[Start of section]
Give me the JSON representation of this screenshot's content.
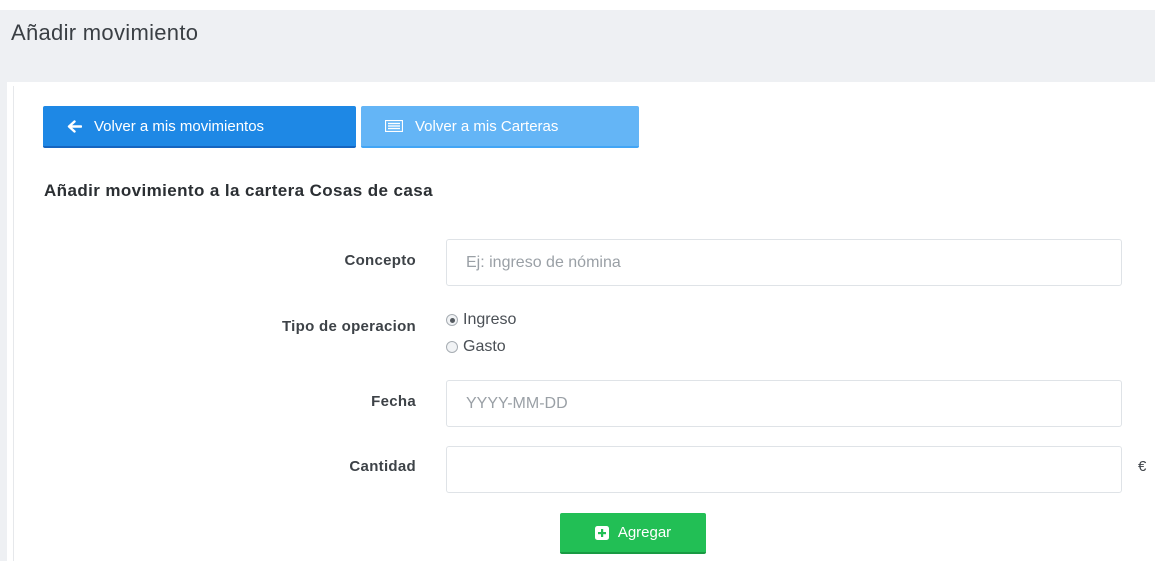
{
  "header": {
    "title": "Añadir movimiento"
  },
  "toolbar": {
    "back_label": "Volver a mis movimientos",
    "back_icon": "arrow-left-icon",
    "wallets_label": "Volver a mis Carteras",
    "wallets_icon": "list-icon"
  },
  "form": {
    "section_title": "Añadir movimiento a la cartera Cosas de casa",
    "concepto": {
      "label": "Concepto",
      "value": "",
      "placeholder": "Ej: ingreso de nómina"
    },
    "tipo": {
      "label": "Tipo de operacion",
      "options": [
        {
          "label": "Ingreso",
          "checked": true
        },
        {
          "label": "Gasto",
          "checked": false
        }
      ]
    },
    "fecha": {
      "label": "Fecha",
      "value": "",
      "placeholder": "YYYY-MM-DD"
    },
    "cantidad": {
      "label": "Cantidad",
      "value": "",
      "placeholder": "",
      "currency": "€"
    },
    "submit_label": "Agregar",
    "submit_icon": "plus-square-icon"
  },
  "colors": {
    "primary": "#1e88e5",
    "primary_light": "#64b5f6",
    "success": "#22bf55",
    "header_bg": "#eef0f3"
  }
}
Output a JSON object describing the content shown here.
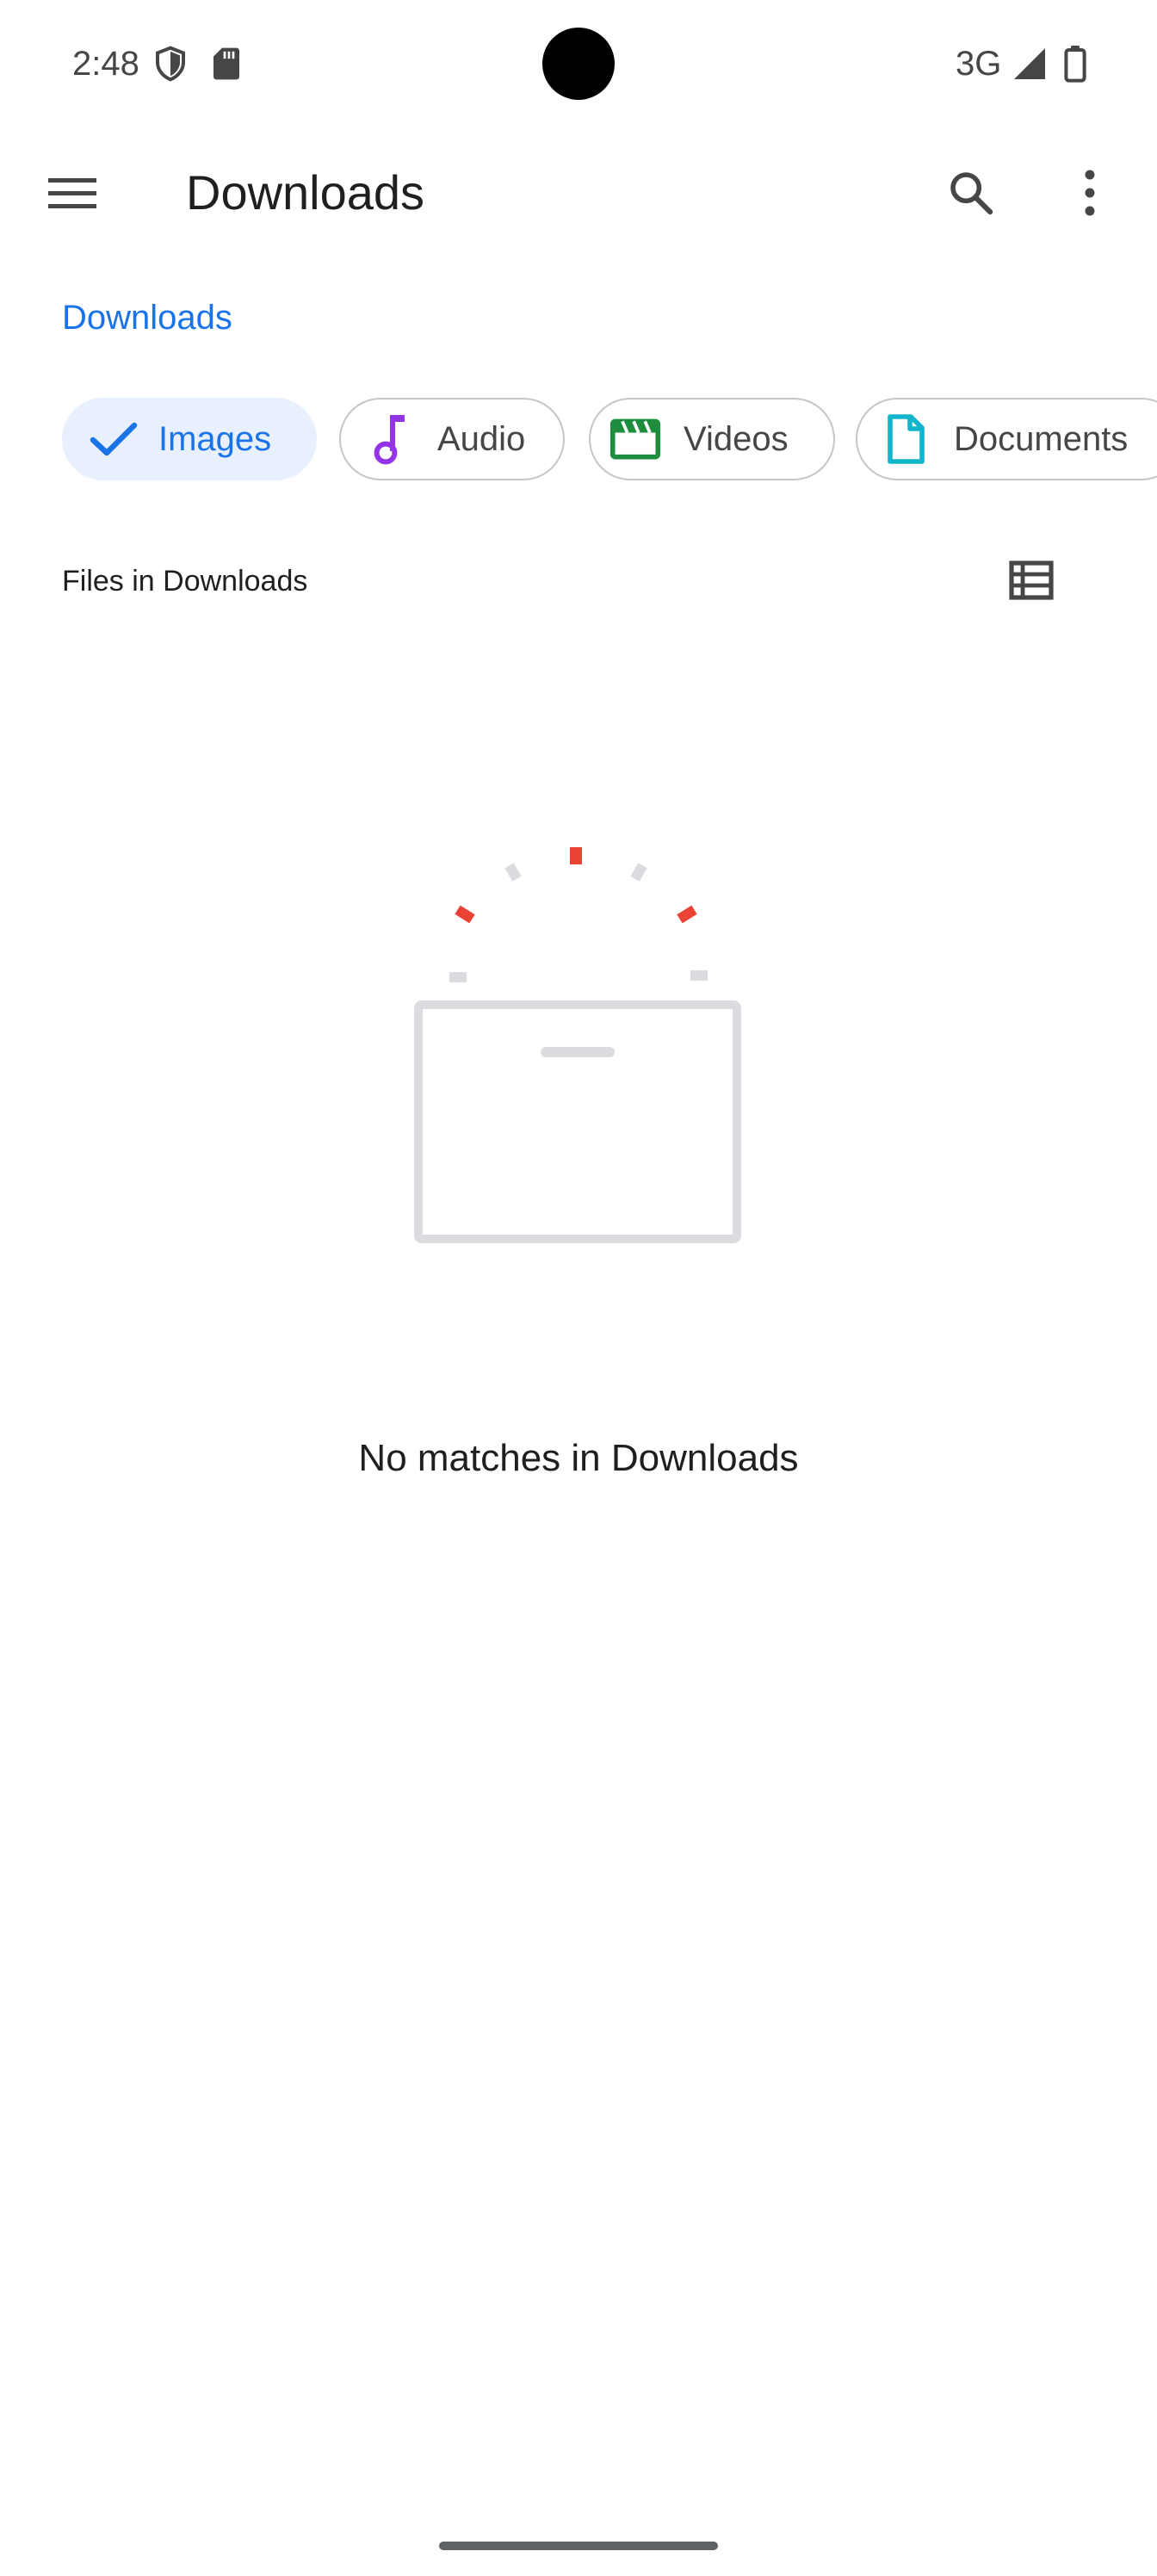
{
  "status_bar": {
    "time": "2:48",
    "network": "3G"
  },
  "toolbar": {
    "title": "Downloads"
  },
  "breadcrumb": {
    "label": "Downloads"
  },
  "filters": {
    "chips": [
      {
        "label": "Images",
        "selected": true,
        "icon": "check-icon"
      },
      {
        "label": "Audio",
        "selected": false,
        "icon": "music-note-icon"
      },
      {
        "label": "Videos",
        "selected": false,
        "icon": "movie-icon"
      },
      {
        "label": "Documents",
        "selected": false,
        "icon": "document-icon"
      }
    ]
  },
  "section": {
    "title": "Files in Downloads"
  },
  "empty_state": {
    "message": "No matches in Downloads"
  },
  "colors": {
    "accent": "#1a73e8",
    "selected_chip_bg": "#e8f0fe",
    "audio_icon": "#9334e6",
    "video_icon": "#1e8e3e",
    "document_icon": "#12b5cb",
    "illustration_red": "#ea4335",
    "illustration_gray": "#dadce0"
  }
}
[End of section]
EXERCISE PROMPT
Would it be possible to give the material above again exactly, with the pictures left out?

EXERCISE RESULT
Give me the JSON representation of this screenshot's content.
{
  "header": {
    "title": "Añadir movimiento"
  },
  "toolbar": {
    "back_label": "Volver a mis movimientos",
    "back_icon": "arrow-left-icon",
    "wallets_label": "Volver a mis Carteras",
    "wallets_icon": "list-icon"
  },
  "form": {
    "section_title": "Añadir movimiento a la cartera Cosas de casa",
    "concepto": {
      "label": "Concepto",
      "value": "",
      "placeholder": "Ej: ingreso de nómina"
    },
    "tipo": {
      "label": "Tipo de operacion",
      "options": [
        {
          "label": "Ingreso",
          "checked": true
        },
        {
          "label": "Gasto",
          "checked": false
        }
      ]
    },
    "fecha": {
      "label": "Fecha",
      "value": "",
      "placeholder": "YYYY-MM-DD"
    },
    "cantidad": {
      "label": "Cantidad",
      "value": "",
      "placeholder": "",
      "currency": "€"
    },
    "submit_label": "Agregar",
    "submit_icon": "plus-square-icon"
  },
  "colors": {
    "primary": "#1e88e5",
    "primary_light": "#64b5f6",
    "success": "#22bf55",
    "header_bg": "#eef0f3"
  }
}
Output a JSON object describing the content shown here.
{
  "status_bar": {
    "time": "2:48",
    "network": "3G"
  },
  "toolbar": {
    "title": "Downloads"
  },
  "breadcrumb": {
    "label": "Downloads"
  },
  "filters": {
    "chips": [
      {
        "label": "Images",
        "selected": true,
        "icon": "check-icon"
      },
      {
        "label": "Audio",
        "selected": false,
        "icon": "music-note-icon"
      },
      {
        "label": "Videos",
        "selected": false,
        "icon": "movie-icon"
      },
      {
        "label": "Documents",
        "selected": false,
        "icon": "document-icon"
      }
    ]
  },
  "section": {
    "title": "Files in Downloads"
  },
  "empty_state": {
    "message": "No matches in Downloads"
  },
  "colors": {
    "accent": "#1a73e8",
    "selected_chip_bg": "#e8f0fe",
    "audio_icon": "#9334e6",
    "video_icon": "#1e8e3e",
    "document_icon": "#12b5cb",
    "illustration_red": "#ea4335",
    "illustration_gray": "#dadce0"
  }
}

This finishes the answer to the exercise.